• _What is being asked_: Lines from the listing that hold the string "JSON" are what you should return.
-=-=-=-=-
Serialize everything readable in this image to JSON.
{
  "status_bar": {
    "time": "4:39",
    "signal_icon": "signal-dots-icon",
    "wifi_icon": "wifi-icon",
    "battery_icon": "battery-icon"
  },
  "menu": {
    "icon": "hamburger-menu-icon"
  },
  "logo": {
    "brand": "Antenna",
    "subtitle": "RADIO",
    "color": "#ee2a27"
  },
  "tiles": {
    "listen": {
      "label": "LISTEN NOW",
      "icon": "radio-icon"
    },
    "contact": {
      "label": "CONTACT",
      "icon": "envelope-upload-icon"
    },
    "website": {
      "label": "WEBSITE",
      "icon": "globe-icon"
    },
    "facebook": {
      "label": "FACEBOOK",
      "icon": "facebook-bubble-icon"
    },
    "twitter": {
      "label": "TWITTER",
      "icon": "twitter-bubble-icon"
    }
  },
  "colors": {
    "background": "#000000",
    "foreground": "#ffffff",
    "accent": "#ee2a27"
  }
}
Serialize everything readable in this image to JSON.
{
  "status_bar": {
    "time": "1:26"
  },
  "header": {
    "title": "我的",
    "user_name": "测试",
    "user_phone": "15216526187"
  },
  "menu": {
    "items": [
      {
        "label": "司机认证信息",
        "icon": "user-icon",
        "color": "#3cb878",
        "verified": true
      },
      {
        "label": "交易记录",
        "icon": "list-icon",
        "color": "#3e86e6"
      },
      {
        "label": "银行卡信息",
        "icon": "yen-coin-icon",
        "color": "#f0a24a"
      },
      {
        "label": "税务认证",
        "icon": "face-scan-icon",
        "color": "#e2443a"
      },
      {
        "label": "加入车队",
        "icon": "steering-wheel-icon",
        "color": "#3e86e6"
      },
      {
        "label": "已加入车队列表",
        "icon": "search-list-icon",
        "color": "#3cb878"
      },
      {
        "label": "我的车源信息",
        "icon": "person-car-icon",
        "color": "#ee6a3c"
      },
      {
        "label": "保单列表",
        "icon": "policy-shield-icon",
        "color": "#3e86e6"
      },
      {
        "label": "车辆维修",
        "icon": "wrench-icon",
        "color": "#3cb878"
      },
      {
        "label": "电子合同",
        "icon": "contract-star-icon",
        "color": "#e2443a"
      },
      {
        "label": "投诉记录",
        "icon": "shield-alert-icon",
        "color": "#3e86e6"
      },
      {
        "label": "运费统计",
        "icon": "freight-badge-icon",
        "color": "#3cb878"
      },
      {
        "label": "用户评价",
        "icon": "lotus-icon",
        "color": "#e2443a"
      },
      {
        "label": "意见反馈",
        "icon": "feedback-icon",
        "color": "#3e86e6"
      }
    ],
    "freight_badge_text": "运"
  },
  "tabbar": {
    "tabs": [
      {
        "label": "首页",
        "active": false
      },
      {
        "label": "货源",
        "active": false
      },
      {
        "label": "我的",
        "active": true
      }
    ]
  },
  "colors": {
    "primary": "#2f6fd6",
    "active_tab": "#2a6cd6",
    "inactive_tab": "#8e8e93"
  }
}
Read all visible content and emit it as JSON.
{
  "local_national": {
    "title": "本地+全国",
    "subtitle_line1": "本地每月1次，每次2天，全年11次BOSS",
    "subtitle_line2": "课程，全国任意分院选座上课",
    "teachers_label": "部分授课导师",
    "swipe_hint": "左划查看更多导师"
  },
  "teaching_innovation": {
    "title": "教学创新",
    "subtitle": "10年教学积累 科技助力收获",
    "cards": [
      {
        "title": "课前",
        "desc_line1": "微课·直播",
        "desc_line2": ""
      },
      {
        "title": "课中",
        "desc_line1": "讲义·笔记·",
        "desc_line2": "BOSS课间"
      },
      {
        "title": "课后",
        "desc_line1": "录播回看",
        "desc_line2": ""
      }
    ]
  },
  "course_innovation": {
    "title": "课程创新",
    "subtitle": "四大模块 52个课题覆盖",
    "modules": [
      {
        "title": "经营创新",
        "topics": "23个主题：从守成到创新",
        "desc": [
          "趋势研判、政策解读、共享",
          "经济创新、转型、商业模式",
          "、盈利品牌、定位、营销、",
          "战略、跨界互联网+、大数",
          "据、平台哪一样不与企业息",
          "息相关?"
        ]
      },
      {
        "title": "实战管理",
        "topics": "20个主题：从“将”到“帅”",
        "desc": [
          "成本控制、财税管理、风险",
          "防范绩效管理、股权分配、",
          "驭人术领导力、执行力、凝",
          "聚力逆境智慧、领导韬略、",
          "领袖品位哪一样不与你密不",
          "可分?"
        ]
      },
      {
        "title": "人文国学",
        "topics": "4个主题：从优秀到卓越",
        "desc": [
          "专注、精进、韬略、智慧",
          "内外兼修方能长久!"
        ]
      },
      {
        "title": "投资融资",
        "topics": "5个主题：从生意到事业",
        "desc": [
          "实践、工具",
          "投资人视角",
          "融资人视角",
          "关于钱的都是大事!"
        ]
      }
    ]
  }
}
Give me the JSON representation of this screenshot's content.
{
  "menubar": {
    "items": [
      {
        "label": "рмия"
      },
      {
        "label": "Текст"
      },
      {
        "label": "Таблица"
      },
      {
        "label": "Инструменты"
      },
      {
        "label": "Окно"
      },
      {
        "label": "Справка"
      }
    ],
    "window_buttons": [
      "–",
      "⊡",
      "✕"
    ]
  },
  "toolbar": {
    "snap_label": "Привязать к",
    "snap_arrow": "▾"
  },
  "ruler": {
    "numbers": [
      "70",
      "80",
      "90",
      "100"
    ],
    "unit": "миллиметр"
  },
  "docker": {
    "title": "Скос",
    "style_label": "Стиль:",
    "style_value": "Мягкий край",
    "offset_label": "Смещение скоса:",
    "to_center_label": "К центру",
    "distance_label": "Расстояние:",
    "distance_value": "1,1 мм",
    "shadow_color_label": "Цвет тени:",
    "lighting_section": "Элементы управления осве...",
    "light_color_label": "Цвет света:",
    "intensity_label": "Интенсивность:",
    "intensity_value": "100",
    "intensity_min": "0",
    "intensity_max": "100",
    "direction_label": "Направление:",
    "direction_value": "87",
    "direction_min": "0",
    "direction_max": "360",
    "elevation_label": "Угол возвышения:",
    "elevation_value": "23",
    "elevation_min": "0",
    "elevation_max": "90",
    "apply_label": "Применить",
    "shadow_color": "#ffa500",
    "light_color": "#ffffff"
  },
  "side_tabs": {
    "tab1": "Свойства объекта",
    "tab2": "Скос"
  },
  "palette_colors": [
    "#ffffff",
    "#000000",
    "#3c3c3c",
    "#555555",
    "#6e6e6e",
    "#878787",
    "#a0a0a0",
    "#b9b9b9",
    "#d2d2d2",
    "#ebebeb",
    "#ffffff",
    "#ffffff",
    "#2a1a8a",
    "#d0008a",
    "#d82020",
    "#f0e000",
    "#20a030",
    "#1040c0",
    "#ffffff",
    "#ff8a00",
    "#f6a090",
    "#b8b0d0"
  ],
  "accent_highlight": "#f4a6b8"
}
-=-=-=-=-
• _Output for this exercise_:
Serialize everything readable in this image to JSON.
Serialize everything readable in this image to JSON.
Read all visible content and emit it as JSON.
Give me the JSON representation of this screenshot's content.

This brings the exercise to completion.